With over 30 million acres of public land, Montana has a vast array of animals that can be hunted. From antelope to mountain lions and wolverines, there are many different hunting seasons and regulations. There are also a few invasive species that are encouraged to be hunted. These species are a threat to the ecosystems within Montana and are thriving throughout the state, harming native species of both plants and animals. Invasive species include the American bullfrog and the Eurasian Dove.
The American bullfrog has been rapidly spreading across the waters of the western United States. They are east to detect by their loud call and can be found in most large ponds and lakes. The introduction of these frogs to Montana has led to a decrease in native frog and turtle species, as well as waterfowl.
This invasive bird species is found across the entirety of the United States and is very common in Montana. The European starling is similar in appearance to the native blackbird, but can be distinguished by its yellow beak.
Easily confused with Montana’s native mourning dove, the Eurasian dove was originally spotted in Montana in 1997. This large dove has a broad tail and a black collar on the back of its neck, while the mourning dove is smaller and typically browner in color. There is no closed season for hunting Eurasian doves, but there are regulations for the hunting of mourning doves and other migratory birds.
Invasive species of animals, as well as the overpopulation of native species can lead to many problems throughout an area, including harm to other species of plants and animals and injury to humans. Hunting is a practical way to maintain stable populations and reduce the number of invasive and harmful species throughout Montana.

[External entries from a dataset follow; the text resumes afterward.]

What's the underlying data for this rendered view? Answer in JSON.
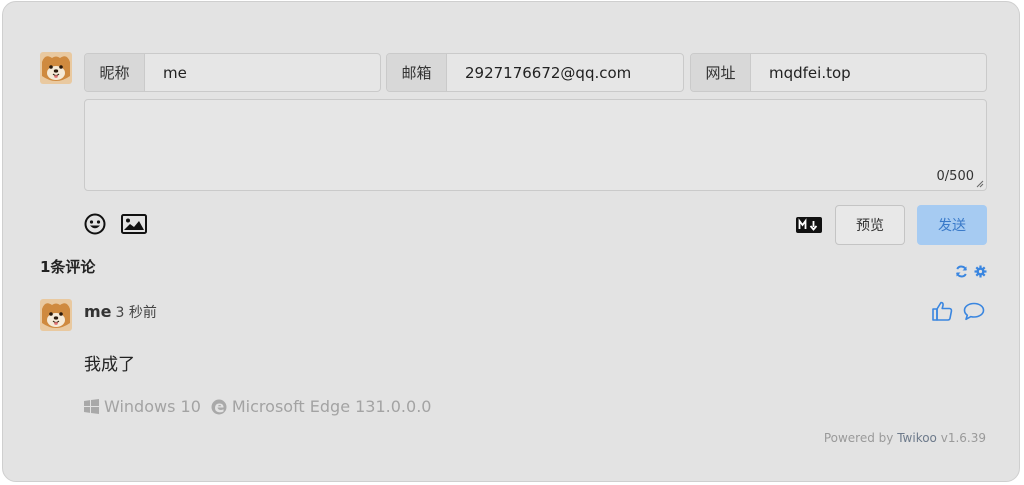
{
  "form": {
    "nick_label": "昵称",
    "nick_value": "me",
    "mail_label": "邮箱",
    "mail_value": "2927176672@qq.com",
    "link_label": "网址",
    "link_value": "mqdfei.top",
    "textarea_counter": "0/500",
    "preview_label": "预览",
    "send_label": "发送",
    "icons": [
      "emoji-icon",
      "image-upload-icon",
      "markdown-icon"
    ]
  },
  "comments_header": {
    "count_label": "1条评论",
    "icons": [
      "refresh-icon",
      "settings-icon"
    ]
  },
  "comment": {
    "nick": "me",
    "time": "3 秒前",
    "content": "我成了",
    "os": "Windows 10",
    "browser": "Microsoft Edge 131.0.0.0",
    "icons": [
      "like-icon",
      "reply-icon",
      "windows-icon",
      "edge-icon"
    ]
  },
  "footer": {
    "powered_prefix": "Powered by ",
    "brand": "Twikoo",
    "version": " v1.6.39"
  },
  "colors": {
    "card_bg": "#e3e3e3",
    "accent": "#3a86e0",
    "send_bg": "#a6cbf2",
    "meta_text": "#a3a3a3"
  }
}
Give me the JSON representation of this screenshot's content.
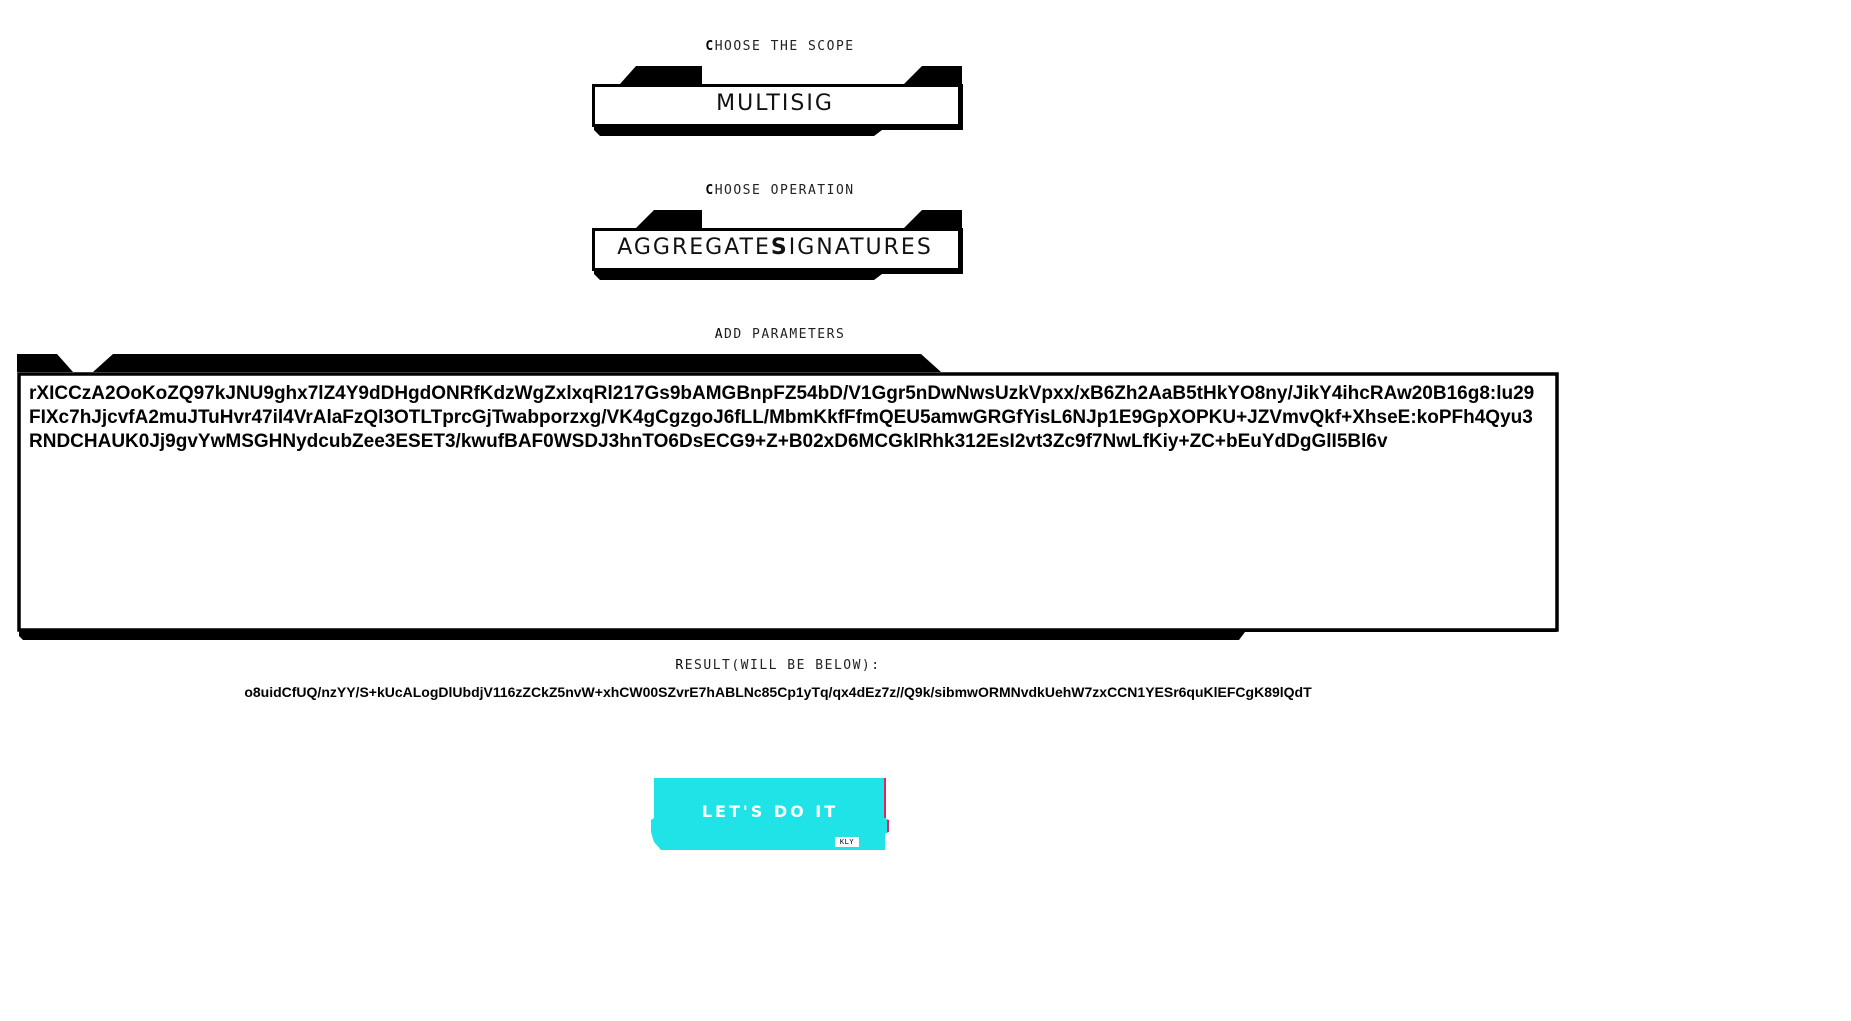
{
  "scope": {
    "label_first": "C",
    "label_rest": "HOOSE THE SCOPE",
    "value": "MULTISIG"
  },
  "operation": {
    "label_first": "C",
    "label_rest": "HOOSE OPERATION",
    "value_part1": "AGGREGATE",
    "value_highlight": "S",
    "value_part2": "IGNATURES"
  },
  "parameters": {
    "label_first": "A",
    "label_rest": "DD PARAMETERS",
    "value": "rXICCzA2OoKoZQ97kJNU9ghx7lZ4Y9dDHgdONRfKdzWgZxlxqRl217Gs9bAMGBnpFZ54bD/V1Ggr5nDwNwsUzkVpxx/xB6Zh2AaB5tHkYO8ny/JikY4ihcRAw20B16g8:lu29FIXc7hJjcvfA2muJTuHvr47il4VrAlaFzQl3OTLTprcGjTwabporzxg/VK4gCgzgoJ6fLL/MbmKkfFfmQEU5amwGRGfYisL6NJp1E9GpXOPKU+JZVmvQkf+XhseE:koPFh4Qyu3RNDCHAUK0Jj9gvYwMSGHNydcubZee3ESET3/kwufBAF0WSDJ3hnTO6DsECG9+Z+B02xD6MCGklRhk312EsI2vt3Zc9f7NwLfKiy+ZC+bEuYdDgGlI5Bl6v"
  },
  "result": {
    "label_first": "R",
    "label_rest": "ESULT(WILL BE BELOW):",
    "value": "o8uidCfUQ/nzYY/S+kUcALogDlUbdjV116zZCkZ5nvW+xhCW00SZvrE7hABLNc85Cp1yTq/qx4dEz7z//Q9k/sibmwORMNvdkUehW7zxCCN1YESr6quKlEFCgK89lQdT"
  },
  "action": {
    "button_label": "LET'S DO IT",
    "tag": "KLY"
  },
  "colors": {
    "frame": "#000000",
    "button": "#1fe3e6",
    "button_accent_left": "#00b8c4",
    "button_accent_right": "#e0245e"
  },
  "icons": {
    "select_frame": "notched-frame",
    "params_frame": "notched-frame"
  }
}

Visit Harris Hunts & Fort Musselshell Outfitters to learn more about hunting in Montana and to schedule a hunt of your own!